▶ [YOUR OBJECTIVE]:
Would you reproduce the data below exactly, please, leaving out its images?

Interface dataset entries:

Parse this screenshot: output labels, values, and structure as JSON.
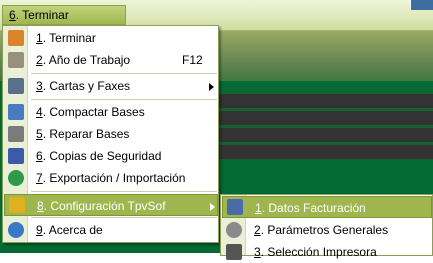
{
  "menubar": {
    "num": "6",
    "label": ". Terminar"
  },
  "menu": {
    "items": [
      {
        "num": "1",
        "label": ". Terminar",
        "shortcut": "",
        "icon": "power-icon",
        "color": "#d9842b"
      },
      {
        "num": "2",
        "label": ". Año de Trabajo",
        "shortcut": "F12",
        "icon": "calendar-icon",
        "color": "#9a8f7a"
      },
      {
        "num": "3",
        "label": ". Cartas y Faxes",
        "shortcut": "",
        "icon": "fax-icon",
        "color": "#5a6f8a"
      },
      {
        "num": "4",
        "label": ". Compactar Bases",
        "shortcut": "",
        "icon": "compact-icon",
        "color": "#4b7bbf"
      },
      {
        "num": "5",
        "label": ". Reparar Bases",
        "shortcut": "",
        "icon": "tools-icon",
        "color": "#7b7b7b"
      },
      {
        "num": "6",
        "label": ". Copias de Seguridad",
        "shortcut": "",
        "icon": "floppy-icon",
        "color": "#3b5aa8"
      },
      {
        "num": "7",
        "label": ". Exportación / Importación",
        "shortcut": "",
        "icon": "globe-icon",
        "color": "#2f9a4a"
      },
      {
        "num": "8",
        "label": ". Configuración TpvSof",
        "shortcut": "",
        "icon": "config-icon",
        "color": "#e0b020"
      },
      {
        "num": "9",
        "label": ". Acerca de",
        "shortcut": "",
        "icon": "help-icon",
        "color": "#3c78c8"
      }
    ]
  },
  "submenu": {
    "items": [
      {
        "num": "1",
        "label": ". Datos Facturación",
        "icon": "user-card-icon",
        "color": "#4a6aa8"
      },
      {
        "num": "2",
        "label": ". Parámetros Generales",
        "icon": "gear-icon",
        "color": "#8a8a8a"
      },
      {
        "num": "3",
        "label": ". Selección Impresora",
        "icon": "printer-icon",
        "color": "#555555"
      }
    ]
  }
}
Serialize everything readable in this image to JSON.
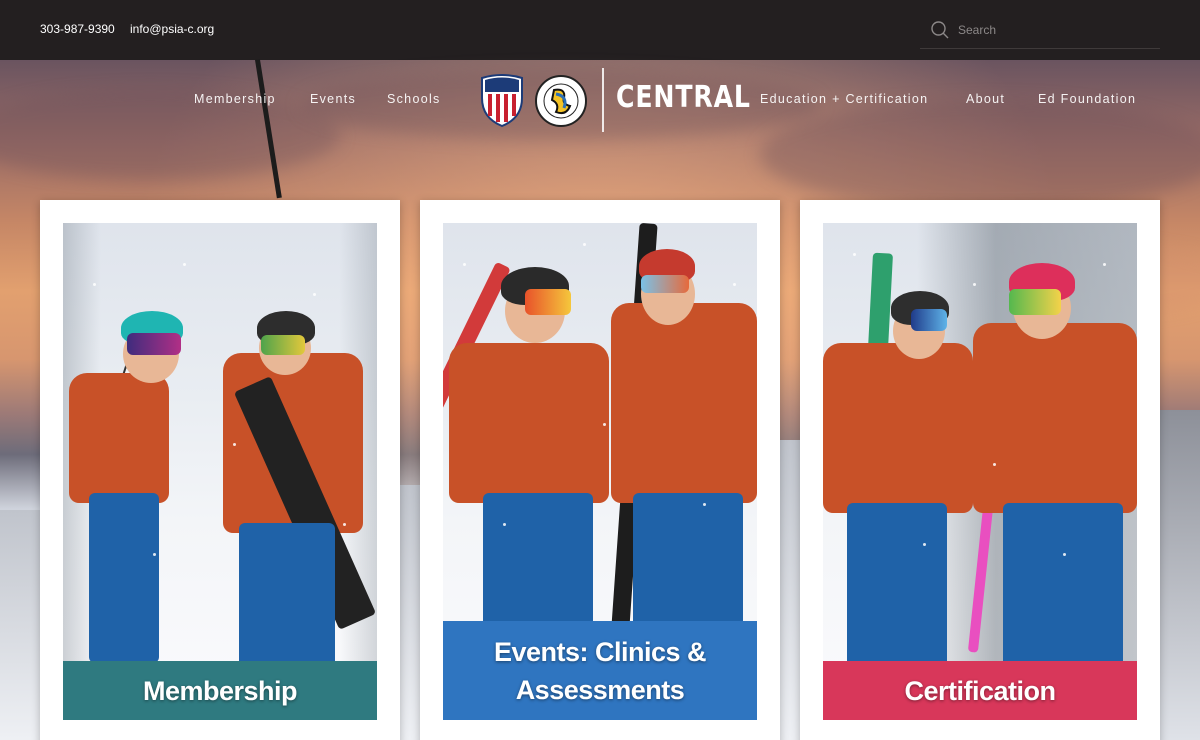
{
  "topbar": {
    "phone": "303-987-9390",
    "email": "info@psia-c.org",
    "search_placeholder": "Search"
  },
  "nav": {
    "left": [
      "Membership",
      "Events",
      "Schools"
    ],
    "right": [
      "Education + Certification",
      "About",
      "Ed Foundation"
    ],
    "brand": "CENTRAL"
  },
  "cards": [
    {
      "label": "Membership",
      "color": "#2f7a80"
    },
    {
      "label": "Events: Clinics & Assessments",
      "color": "#2f75c0"
    },
    {
      "label": "Certification",
      "color": "#d8375a"
    }
  ],
  "icons": {
    "search": "search-icon",
    "psia_logo": "psia-shield-logo",
    "aasi_logo": "aasi-circle-logo"
  }
}
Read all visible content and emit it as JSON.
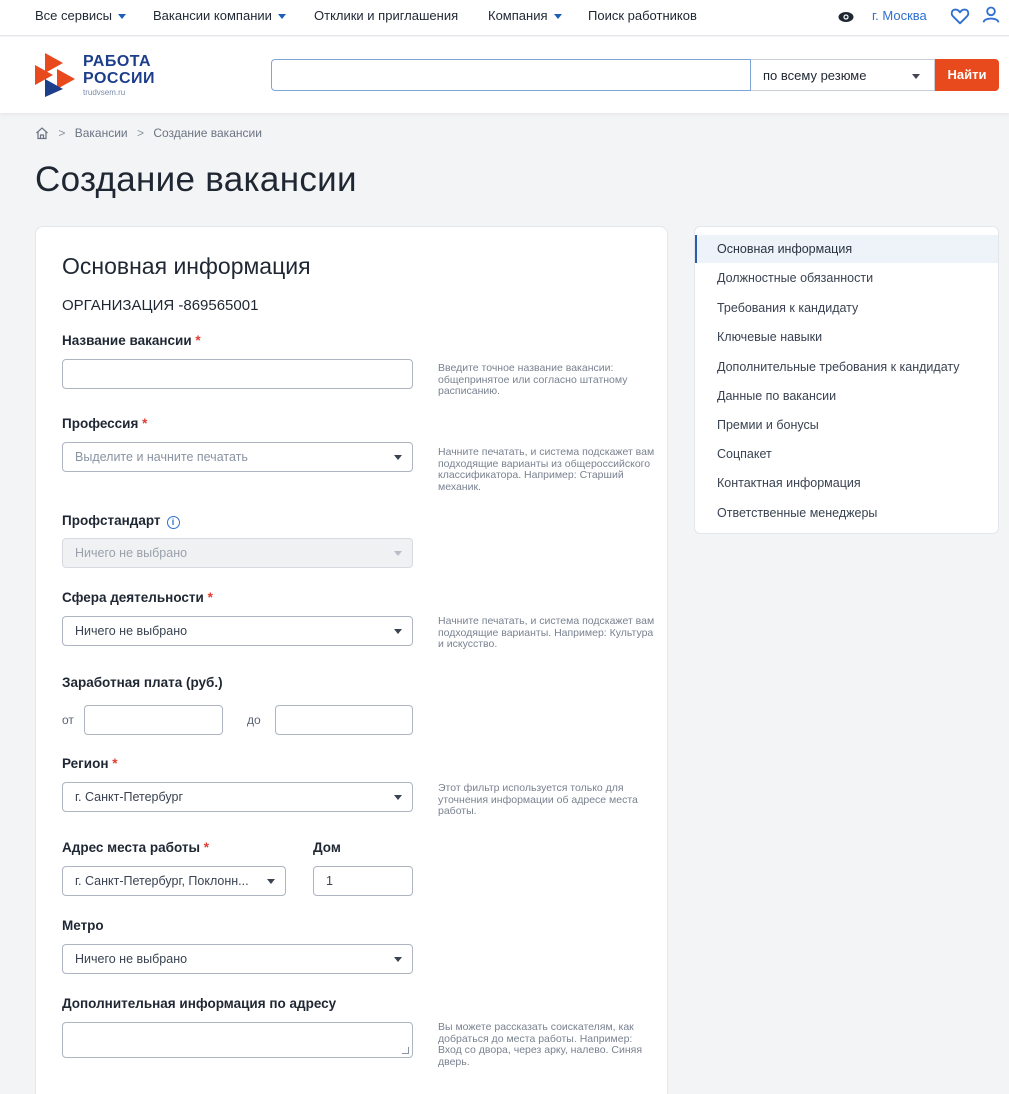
{
  "topnav": {
    "items": [
      "Все сервисы",
      "Вакансии компании",
      "Отклики и приглашения",
      "Компания",
      "Поиск работников"
    ],
    "city": "г. Москва"
  },
  "logo": {
    "line1": "РАБОТА",
    "line2": "РОССИИ",
    "sub": "trudvsem.ru"
  },
  "search": {
    "value": "",
    "scope": "по всему резюме",
    "button": "Найти"
  },
  "breadcrumb": [
    "Вакансии",
    "Создание вакансии"
  ],
  "page_title": "Создание вакансии",
  "form": {
    "section_title": "Основная информация",
    "organization": "ОРГАНИЗАЦИЯ -869565001",
    "vacancy_name": {
      "label": "Название вакансии",
      "value": "",
      "hint": "Введите точное название вакансии: общепринятое или согласно штатному расписанию."
    },
    "profession": {
      "label": "Профессия",
      "placeholder": "Выделите и начните печатать",
      "hint": "Начните печатать, и система подскажет вам подходящие варианты из общероссийского классификатора. Например: Старший механик."
    },
    "profstandard": {
      "label": "Профстандарт",
      "info": "i",
      "value": "Ничего не выбрано"
    },
    "sphere": {
      "label": "Сфера деятельности",
      "value": "Ничего не выбрано",
      "hint": "Начните печатать, и система подскажет вам подходящие варианты. Например: Культура и искусство."
    },
    "salary": {
      "label": "Заработная плата (руб.)",
      "from": "от",
      "to": "до"
    },
    "region": {
      "label": "Регион",
      "value": "г. Санкт-Петербург",
      "hint": "Этот фильтр используется только для уточнения информации об адресе места работы."
    },
    "address": {
      "label": "Адрес места работы",
      "value": "г. Санкт-Петербург, Поклонн..."
    },
    "house": {
      "label": "Дом",
      "value": "1"
    },
    "metro": {
      "label": "Метро",
      "value": "Ничего не выбрано"
    },
    "extra_address": {
      "label": "Дополнительная информация по адресу",
      "hint": "Вы можете рассказать соискателям, как добраться до места работы. Например: Вход со двора, через арку, налево. Синяя дверь."
    },
    "required_mark": "*"
  },
  "sidebar": {
    "items": [
      "Основная информация",
      "Должностные обязанности",
      "Требования к кандидату",
      "Ключевые навыки",
      "Дополнительные требования к кандидату",
      "Данные по вакансии",
      "Премии и бонусы",
      "Соцпакет",
      "Контактная информация",
      "Ответственные менеджеры"
    ]
  },
  "colors": {
    "accent": "#e8491d",
    "brand": "#1d3e8b",
    "link": "#2f6fd1",
    "required": "#e03c31"
  }
}
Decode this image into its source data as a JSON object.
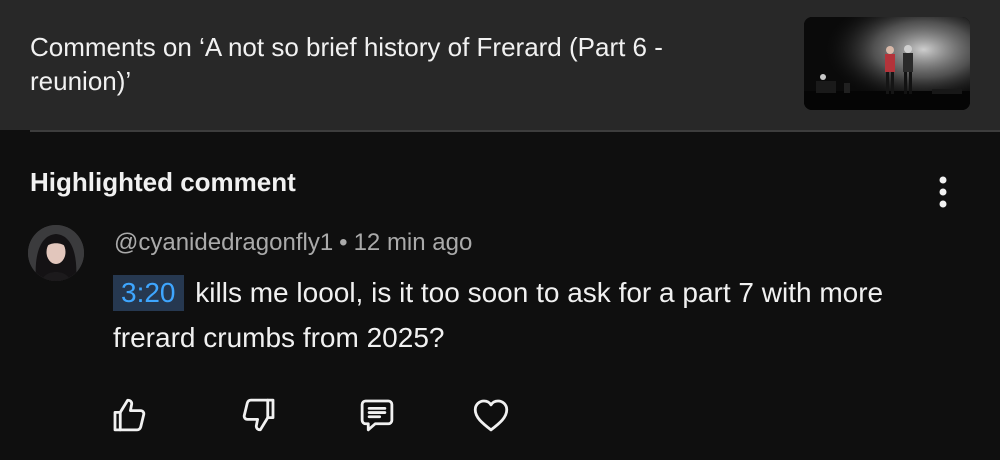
{
  "header": {
    "title": "Comments on ‘A not so brief history of Frerard (Part 6 - reunion)’"
  },
  "section": {
    "heading": "Highlighted comment"
  },
  "comment": {
    "author": "@cyanidedragonfly1",
    "separator": "•",
    "time": "12 min ago",
    "timestamp": "3:20",
    "text": "kills me loool, is it too soon to ask for a part 7 with more frerard crumbs from 2025?"
  },
  "icons": {
    "more": "more-vert-icon",
    "like": "thumb-up-icon",
    "dislike": "thumb-down-icon",
    "reply": "reply-comment-icon",
    "heart": "heart-icon"
  },
  "colors": {
    "background": "#0f0f0f",
    "header_background": "#282828",
    "timestamp_link": "#3ea6ff",
    "timestamp_background": "#263850",
    "secondary_text": "#aaaaaa"
  }
}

▶ [PROBLEM SOLUTION]:
Parse this screenshot: output labels, values, and structure as JSON.
{
  "menubar": {
    "num": "6",
    "label": ". Terminar"
  },
  "menu": {
    "items": [
      {
        "num": "1",
        "label": ". Terminar",
        "shortcut": "",
        "icon": "power-icon",
        "color": "#d9842b"
      },
      {
        "num": "2",
        "label": ". Año de Trabajo",
        "shortcut": "F12",
        "icon": "calendar-icon",
        "color": "#9a8f7a"
      },
      {
        "num": "3",
        "label": ". Cartas y Faxes",
        "shortcut": "",
        "icon": "fax-icon",
        "color": "#5a6f8a"
      },
      {
        "num": "4",
        "label": ". Compactar Bases",
        "shortcut": "",
        "icon": "compact-icon",
        "color": "#4b7bbf"
      },
      {
        "num": "5",
        "label": ". Reparar Bases",
        "shortcut": "",
        "icon": "tools-icon",
        "color": "#7b7b7b"
      },
      {
        "num": "6",
        "label": ". Copias de Seguridad",
        "shortcut": "",
        "icon": "floppy-icon",
        "color": "#3b5aa8"
      },
      {
        "num": "7",
        "label": ". Exportación / Importación",
        "shortcut": "",
        "icon": "globe-icon",
        "color": "#2f9a4a"
      },
      {
        "num": "8",
        "label": ". Configuración TpvSof",
        "shortcut": "",
        "icon": "config-icon",
        "color": "#e0b020"
      },
      {
        "num": "9",
        "label": ". Acerca de",
        "shortcut": "",
        "icon": "help-icon",
        "color": "#3c78c8"
      }
    ]
  },
  "submenu": {
    "items": [
      {
        "num": "1",
        "label": ". Datos Facturación",
        "icon": "user-card-icon",
        "color": "#4a6aa8"
      },
      {
        "num": "2",
        "label": ". Parámetros Generales",
        "icon": "gear-icon",
        "color": "#8a8a8a"
      },
      {
        "num": "3",
        "label": ". Selección Impresora",
        "icon": "printer-icon",
        "color": "#555555"
      }
    ]
  }
}
Serialize everything readable in this image to JSON.
{
  "topbar": {
    "phone": "303-987-9390",
    "email": "info@psia-c.org",
    "search_placeholder": "Search"
  },
  "nav": {
    "left": [
      "Membership",
      "Events",
      "Schools"
    ],
    "right": [
      "Education + Certification",
      "About",
      "Ed Foundation"
    ],
    "brand": "CENTRAL"
  },
  "cards": [
    {
      "label": "Membership",
      "color": "#2f7a80"
    },
    {
      "label": "Events: Clinics & Assessments",
      "color": "#2f75c0"
    },
    {
      "label": "Certification",
      "color": "#d8375a"
    }
  ],
  "icons": {
    "search": "search-icon",
    "psia_logo": "psia-shield-logo",
    "aasi_logo": "aasi-circle-logo"
  }
}
Read all visible content and emit it as JSON.
{
  "topnav": {
    "items": [
      "Все сервисы",
      "Вакансии компании",
      "Отклики и приглашения",
      "Компания",
      "Поиск работников"
    ],
    "city": "г. Москва"
  },
  "logo": {
    "line1": "РАБОТА",
    "line2": "РОССИИ",
    "sub": "trudvsem.ru"
  },
  "search": {
    "value": "",
    "scope": "по всему резюме",
    "button": "Найти"
  },
  "breadcrumb": [
    "Вакансии",
    "Создание вакансии"
  ],
  "page_title": "Создание вакансии",
  "form": {
    "section_title": "Основная информация",
    "organization": "ОРГАНИЗАЦИЯ -869565001",
    "vacancy_name": {
      "label": "Название вакансии",
      "value": "",
      "hint": "Введите точное название вакансии: общепринятое или согласно штатному расписанию."
    },
    "profession": {
      "label": "Профессия",
      "placeholder": "Выделите и начните печатать",
      "hint": "Начните печатать, и система подскажет вам подходящие варианты из общероссийского классификатора. Например: Старший механик."
    },
    "profstandard": {
      "label": "Профстандарт",
      "info": "i",
      "value": "Ничего не выбрано"
    },
    "sphere": {
      "label": "Сфера деятельности",
      "value": "Ничего не выбрано",
      "hint": "Начните печатать, и система подскажет вам подходящие варианты. Например: Культура и искусство."
    },
    "salary": {
      "label": "Заработная плата (руб.)",
      "from": "от",
      "to": "до"
    },
    "region": {
      "label": "Регион",
      "value": "г. Санкт-Петербург",
      "hint": "Этот фильтр используется только для уточнения информации об адресе места работы."
    },
    "address": {
      "label": "Адрес места работы",
      "value": "г. Санкт-Петербург, Поклонн..."
    },
    "house": {
      "label": "Дом",
      "value": "1"
    },
    "metro": {
      "label": "Метро",
      "value": "Ничего не выбрано"
    },
    "extra_address": {
      "label": "Дополнительная информация по адресу",
      "hint": "Вы можете рассказать соискателям, как добраться до места работы. Например: Вход со двора, через арку, налево. Синяя дверь."
    },
    "required_mark": "*"
  },
  "sidebar": {
    "items": [
      "Основная информация",
      "Должностные обязанности",
      "Требования к кандидату",
      "Ключевые навыки",
      "Дополнительные требования к кандидату",
      "Данные по вакансии",
      "Премии и бонусы",
      "Соцпакет",
      "Контактная информация",
      "Ответственные менеджеры"
    ]
  },
  "colors": {
    "accent": "#e8491d",
    "brand": "#1d3e8b",
    "link": "#2f6fd1",
    "required": "#e03c31"
  }
}
Decode this image into its source data as a JSON object.
{
  "header": {
    "title": "Comments on ‘A not so brief history of Frerard (Part 6 - reunion)’"
  },
  "section": {
    "heading": "Highlighted comment"
  },
  "comment": {
    "author": "@cyanidedragonfly1",
    "separator": "•",
    "time": "12 min ago",
    "timestamp": "3:20",
    "text": "kills me loool, is it too soon to ask for a part 7 with more frerard crumbs from 2025?"
  },
  "icons": {
    "more": "more-vert-icon",
    "like": "thumb-up-icon",
    "dislike": "thumb-down-icon",
    "reply": "reply-comment-icon",
    "heart": "heart-icon"
  },
  "colors": {
    "background": "#0f0f0f",
    "header_background": "#282828",
    "timestamp_link": "#3ea6ff",
    "timestamp_background": "#263850",
    "secondary_text": "#aaaaaa"
  }
}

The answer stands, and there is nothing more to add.